Friday, Nov. 20

Collections as data

  • Synchronous discussion: 1:30pm-2:30pm PST
  • Guest lecture: Thomas Padilla, UNLV, 3pm–4pm PST
  • Begin assignment eight together: 4pm–5pm PST

Read and watch for this class:

OPTIONAL

  • 🔒 Navarrete, Trilce, and John Mackenzie Owen. “The Museum as Information Space: Metadata and Documentation.” In Cultural Heritage in a Changing World, edited by Karol Jan Borowiecki, Neil Forbes, and Antonella Fresa, 111–23. Springer International Publishing, 2016. https://doi.org/10.1007/978-3-319-29544-2_7.

Guest speaker: Thomas Padilla

Man with closely cropped hair, wearing a button-down shirt and black glasses, smiles at the camera.

Thomas Padilla is Interim Head, Knowledge Production at the University of Nevada Las Vegas. He consults, publishes, presents, and teaches widely on digital strategy, cultural heritage collections, data literacy, digital scholarship, and data curation. He is Principal Investigator of the Andrew W. Mellon Foundation supported Collections as Data: Part to Whole and past Principal Investigator of the Institute of Museum and Library Services supported, Always Already Computational: Collections as Data. He is the author of the library community research agenda Responsible Operations: Data Science, Machine Learning, and AI in Libraries.

Thomas is a member of the Association for Computers and the Humanities Executive Council (2017-2021), the Linked Infrastructure for Networked Cultural Scholarship (LINCS) Technical Advisory Board, the WhatEVery1Says Advisory Board, and the ARL Fellowship for Digital and Inclusive Excellence Advisory Group.

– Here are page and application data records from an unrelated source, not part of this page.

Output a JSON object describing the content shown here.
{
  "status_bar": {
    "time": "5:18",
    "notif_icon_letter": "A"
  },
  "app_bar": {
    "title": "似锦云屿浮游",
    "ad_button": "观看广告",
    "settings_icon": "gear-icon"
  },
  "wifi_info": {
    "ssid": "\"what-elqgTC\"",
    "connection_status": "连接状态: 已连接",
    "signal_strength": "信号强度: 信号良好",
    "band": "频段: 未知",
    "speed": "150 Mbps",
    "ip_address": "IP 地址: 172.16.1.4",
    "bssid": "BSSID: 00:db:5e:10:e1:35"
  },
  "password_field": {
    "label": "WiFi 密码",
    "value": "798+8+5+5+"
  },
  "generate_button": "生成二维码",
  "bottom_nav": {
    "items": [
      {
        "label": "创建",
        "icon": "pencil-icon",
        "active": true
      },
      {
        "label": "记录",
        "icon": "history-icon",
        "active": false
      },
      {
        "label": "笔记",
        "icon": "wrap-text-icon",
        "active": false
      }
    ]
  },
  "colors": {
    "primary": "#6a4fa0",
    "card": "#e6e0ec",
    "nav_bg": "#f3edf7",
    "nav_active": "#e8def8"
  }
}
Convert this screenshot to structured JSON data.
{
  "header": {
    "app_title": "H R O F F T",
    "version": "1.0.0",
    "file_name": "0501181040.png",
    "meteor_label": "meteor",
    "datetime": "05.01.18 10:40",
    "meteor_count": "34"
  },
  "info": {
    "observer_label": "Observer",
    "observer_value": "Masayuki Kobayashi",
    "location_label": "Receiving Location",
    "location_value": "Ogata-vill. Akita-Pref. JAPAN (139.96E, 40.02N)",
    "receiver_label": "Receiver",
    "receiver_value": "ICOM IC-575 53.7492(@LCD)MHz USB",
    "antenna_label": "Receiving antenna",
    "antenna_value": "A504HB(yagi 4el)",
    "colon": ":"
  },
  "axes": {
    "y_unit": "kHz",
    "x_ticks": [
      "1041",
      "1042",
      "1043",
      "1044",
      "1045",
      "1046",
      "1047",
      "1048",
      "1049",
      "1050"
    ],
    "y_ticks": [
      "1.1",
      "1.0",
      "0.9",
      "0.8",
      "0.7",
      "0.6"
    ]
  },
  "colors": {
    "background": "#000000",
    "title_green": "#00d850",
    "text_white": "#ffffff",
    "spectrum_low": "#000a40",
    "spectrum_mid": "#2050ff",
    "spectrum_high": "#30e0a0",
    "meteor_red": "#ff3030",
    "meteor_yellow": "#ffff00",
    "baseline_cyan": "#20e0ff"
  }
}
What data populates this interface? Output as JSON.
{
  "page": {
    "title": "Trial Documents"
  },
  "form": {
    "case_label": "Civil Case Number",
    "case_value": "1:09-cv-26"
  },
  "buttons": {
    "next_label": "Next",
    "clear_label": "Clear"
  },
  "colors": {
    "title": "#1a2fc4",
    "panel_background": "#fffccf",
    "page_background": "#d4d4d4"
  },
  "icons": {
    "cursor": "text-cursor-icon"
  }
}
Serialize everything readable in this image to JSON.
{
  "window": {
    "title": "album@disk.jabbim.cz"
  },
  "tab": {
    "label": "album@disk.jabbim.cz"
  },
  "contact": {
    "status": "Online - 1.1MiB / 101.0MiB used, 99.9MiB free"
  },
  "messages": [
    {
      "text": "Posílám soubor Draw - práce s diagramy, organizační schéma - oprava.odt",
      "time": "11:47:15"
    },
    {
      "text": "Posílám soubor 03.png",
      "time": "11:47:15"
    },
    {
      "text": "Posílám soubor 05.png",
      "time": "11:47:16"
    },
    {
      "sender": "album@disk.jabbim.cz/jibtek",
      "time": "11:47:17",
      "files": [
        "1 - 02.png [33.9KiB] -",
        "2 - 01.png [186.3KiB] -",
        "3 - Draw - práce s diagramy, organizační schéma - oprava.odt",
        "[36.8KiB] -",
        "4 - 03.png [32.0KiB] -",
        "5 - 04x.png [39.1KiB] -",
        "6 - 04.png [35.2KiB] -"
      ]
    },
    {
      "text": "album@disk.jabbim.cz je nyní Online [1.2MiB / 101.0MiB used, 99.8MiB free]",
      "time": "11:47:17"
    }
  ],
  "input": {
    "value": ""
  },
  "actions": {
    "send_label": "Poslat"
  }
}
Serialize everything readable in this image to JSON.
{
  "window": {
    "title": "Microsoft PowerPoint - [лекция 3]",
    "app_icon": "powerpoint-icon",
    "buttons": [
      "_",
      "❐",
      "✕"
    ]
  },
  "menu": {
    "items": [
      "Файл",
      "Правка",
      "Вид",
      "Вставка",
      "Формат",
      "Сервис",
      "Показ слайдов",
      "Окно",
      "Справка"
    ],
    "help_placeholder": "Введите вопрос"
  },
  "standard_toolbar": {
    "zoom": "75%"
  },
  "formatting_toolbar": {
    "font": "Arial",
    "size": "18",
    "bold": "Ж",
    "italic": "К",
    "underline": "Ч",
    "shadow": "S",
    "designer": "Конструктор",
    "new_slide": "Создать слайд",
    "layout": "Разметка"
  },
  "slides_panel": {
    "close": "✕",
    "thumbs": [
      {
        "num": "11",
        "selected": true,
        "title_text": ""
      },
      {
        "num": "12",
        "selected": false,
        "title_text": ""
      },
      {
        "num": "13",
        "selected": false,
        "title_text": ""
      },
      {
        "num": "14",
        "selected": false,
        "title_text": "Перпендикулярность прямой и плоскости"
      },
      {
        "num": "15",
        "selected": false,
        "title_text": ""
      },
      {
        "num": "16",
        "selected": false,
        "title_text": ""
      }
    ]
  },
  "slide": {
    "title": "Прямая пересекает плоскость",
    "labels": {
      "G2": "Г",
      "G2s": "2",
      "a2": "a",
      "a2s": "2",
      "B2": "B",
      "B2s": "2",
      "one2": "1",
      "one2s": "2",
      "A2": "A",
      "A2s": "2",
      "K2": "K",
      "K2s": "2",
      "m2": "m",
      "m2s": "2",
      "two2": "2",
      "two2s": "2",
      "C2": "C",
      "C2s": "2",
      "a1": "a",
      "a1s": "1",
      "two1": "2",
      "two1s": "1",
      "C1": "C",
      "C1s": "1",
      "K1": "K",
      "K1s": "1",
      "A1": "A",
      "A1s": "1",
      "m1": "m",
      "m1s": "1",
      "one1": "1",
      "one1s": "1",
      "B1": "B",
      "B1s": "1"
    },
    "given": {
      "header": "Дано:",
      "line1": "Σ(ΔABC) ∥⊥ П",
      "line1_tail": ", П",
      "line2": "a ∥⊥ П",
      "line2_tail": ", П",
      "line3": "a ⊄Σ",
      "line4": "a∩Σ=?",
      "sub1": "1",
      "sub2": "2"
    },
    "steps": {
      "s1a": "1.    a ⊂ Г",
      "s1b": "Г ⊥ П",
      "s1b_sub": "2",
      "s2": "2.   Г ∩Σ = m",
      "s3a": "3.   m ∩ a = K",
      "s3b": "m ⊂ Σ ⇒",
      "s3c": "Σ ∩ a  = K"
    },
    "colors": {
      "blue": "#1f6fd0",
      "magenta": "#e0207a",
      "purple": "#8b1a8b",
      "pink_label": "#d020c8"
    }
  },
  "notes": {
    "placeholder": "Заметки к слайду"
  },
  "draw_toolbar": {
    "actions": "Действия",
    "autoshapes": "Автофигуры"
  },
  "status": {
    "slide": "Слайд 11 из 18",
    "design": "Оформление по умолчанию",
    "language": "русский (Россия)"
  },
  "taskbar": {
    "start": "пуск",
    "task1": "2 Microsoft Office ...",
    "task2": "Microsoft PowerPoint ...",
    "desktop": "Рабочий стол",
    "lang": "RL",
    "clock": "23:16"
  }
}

Previously he was the Practitioner Researcher in Residence at OCLC Research, Humanities Data Curator at the University of California Santa Barbara, and Digital Scholarship Librarian at Michigan State University. Prior to that he was at the University of Illinois at Urbana Champaign working at the Scholarly Commons and the Preservation Unit of the University Library. Prior to that he was at the Library of Congress doing digital preservation outreach and education.

In-class resources

In your responses for this week, many of you mentioned an interest in indigenous communities’ use of social media. Here’s an article on the topic by an indigenous journalist, and here’s a special issue of a journal on the topic.

Collections as data interactive slide deck

Data we’ll use in class

MOMA’s datasets on Github

MOMA artists by gender graph

MOMA artists’ birthplace map